Fisher’s stylistic genius was to move from Nietzsche to the gormless game show Deal or No Deal, or between Deleuzian Spinozism, the Lacanian Real, and Celebrity Big Brother, all somehow without sounding pretentious. It was his committed belief, taken from the British cultural studies of Raymond Williams and Stuart Hall, that all culture deserved the same quality of attention. Good culture could come from anywhere (although rarely from the privately educated, Oxbridge bourgeoisie) and earned its respect. Bad culture, meanwhile, deserved lengthy denunciation and all the resources of his eloquent contempt. His sheer delight in ranting at bad art (Damien Hirst!), bad music (Coldplay!), and bad films ( Avatar !) saves this from any taint of humorless Stalinism — that, too, always got short shrift.

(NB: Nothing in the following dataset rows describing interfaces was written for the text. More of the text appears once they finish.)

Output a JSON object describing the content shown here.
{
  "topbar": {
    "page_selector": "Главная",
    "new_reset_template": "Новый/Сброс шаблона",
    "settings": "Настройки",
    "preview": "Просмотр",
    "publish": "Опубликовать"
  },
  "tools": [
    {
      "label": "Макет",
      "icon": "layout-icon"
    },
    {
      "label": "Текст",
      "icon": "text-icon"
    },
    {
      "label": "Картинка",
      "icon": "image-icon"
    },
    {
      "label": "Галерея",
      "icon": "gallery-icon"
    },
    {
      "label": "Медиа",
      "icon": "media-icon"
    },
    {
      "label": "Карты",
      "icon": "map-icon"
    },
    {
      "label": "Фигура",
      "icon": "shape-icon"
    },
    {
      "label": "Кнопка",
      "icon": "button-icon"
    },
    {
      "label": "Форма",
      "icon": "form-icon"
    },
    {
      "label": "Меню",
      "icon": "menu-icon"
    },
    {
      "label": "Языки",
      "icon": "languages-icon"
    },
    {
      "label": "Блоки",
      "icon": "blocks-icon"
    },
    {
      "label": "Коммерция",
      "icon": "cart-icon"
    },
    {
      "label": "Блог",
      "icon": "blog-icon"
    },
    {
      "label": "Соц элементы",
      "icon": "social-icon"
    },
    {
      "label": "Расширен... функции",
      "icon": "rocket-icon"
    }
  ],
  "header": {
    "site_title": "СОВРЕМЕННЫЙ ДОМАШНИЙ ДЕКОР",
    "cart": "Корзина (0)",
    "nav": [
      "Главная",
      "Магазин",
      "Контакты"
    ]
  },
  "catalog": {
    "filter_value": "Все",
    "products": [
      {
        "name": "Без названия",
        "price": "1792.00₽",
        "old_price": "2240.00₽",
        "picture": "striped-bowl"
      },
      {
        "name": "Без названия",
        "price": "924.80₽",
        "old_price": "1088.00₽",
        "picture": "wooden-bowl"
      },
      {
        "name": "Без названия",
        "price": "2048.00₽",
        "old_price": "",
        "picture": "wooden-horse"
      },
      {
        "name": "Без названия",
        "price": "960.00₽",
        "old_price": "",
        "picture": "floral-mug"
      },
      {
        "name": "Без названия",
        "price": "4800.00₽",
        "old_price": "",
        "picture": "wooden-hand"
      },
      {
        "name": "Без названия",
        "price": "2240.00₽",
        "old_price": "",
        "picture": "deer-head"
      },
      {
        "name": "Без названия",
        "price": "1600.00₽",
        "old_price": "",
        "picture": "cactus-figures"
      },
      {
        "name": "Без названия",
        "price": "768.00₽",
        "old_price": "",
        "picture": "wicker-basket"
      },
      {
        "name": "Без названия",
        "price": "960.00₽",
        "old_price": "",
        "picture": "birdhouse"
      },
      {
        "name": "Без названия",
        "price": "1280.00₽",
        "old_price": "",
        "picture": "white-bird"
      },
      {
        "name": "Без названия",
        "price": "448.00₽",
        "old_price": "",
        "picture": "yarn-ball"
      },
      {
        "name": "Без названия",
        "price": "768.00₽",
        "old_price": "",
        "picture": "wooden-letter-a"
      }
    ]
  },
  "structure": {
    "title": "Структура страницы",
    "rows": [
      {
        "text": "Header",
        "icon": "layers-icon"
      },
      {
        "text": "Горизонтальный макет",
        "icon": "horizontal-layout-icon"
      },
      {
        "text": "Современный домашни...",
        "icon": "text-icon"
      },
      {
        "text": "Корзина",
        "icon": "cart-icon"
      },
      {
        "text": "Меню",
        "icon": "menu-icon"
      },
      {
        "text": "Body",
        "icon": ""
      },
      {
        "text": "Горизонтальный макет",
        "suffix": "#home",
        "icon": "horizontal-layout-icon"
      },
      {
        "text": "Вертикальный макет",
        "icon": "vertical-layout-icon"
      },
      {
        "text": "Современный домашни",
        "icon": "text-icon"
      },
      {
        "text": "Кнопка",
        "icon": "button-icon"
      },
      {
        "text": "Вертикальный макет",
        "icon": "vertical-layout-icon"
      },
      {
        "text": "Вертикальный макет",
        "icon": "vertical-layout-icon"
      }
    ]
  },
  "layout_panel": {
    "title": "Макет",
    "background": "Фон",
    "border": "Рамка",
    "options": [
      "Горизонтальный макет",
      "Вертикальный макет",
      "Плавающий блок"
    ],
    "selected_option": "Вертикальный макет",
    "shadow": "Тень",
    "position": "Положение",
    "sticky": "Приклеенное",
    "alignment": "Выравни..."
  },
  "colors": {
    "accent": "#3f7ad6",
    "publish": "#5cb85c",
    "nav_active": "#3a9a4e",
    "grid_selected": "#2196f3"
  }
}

The writing has an immediacy that refuses to get sucked into suffocating academic definitional work (the trap of what he called the “Grey Vampires”), and you can almost feel the energetic freedom provided by the blog form, which Fisher adopted only after completing his High Theory doctorate. Cyberpunk, his thesis subject, became k-punk. He could do the academic mode — and there are some quasi-academic papers and essays included here — but he preferred a transparent style that reflected a belief in democratic — or, rather, communistic — access to ideas. That Fisher’s style was agile enough to move between posts for his personal blog, music reviews for Wired, cultural studies essays for academic journals, opinion columns for the Guardian, and reflections on activism for the Weekly Worker is breathtaking. It’s a lesson in dexterity for all writers that pitch and tone can be varied without compromising their ideas’ integrity.

Image of Mark Fisher via The Wire.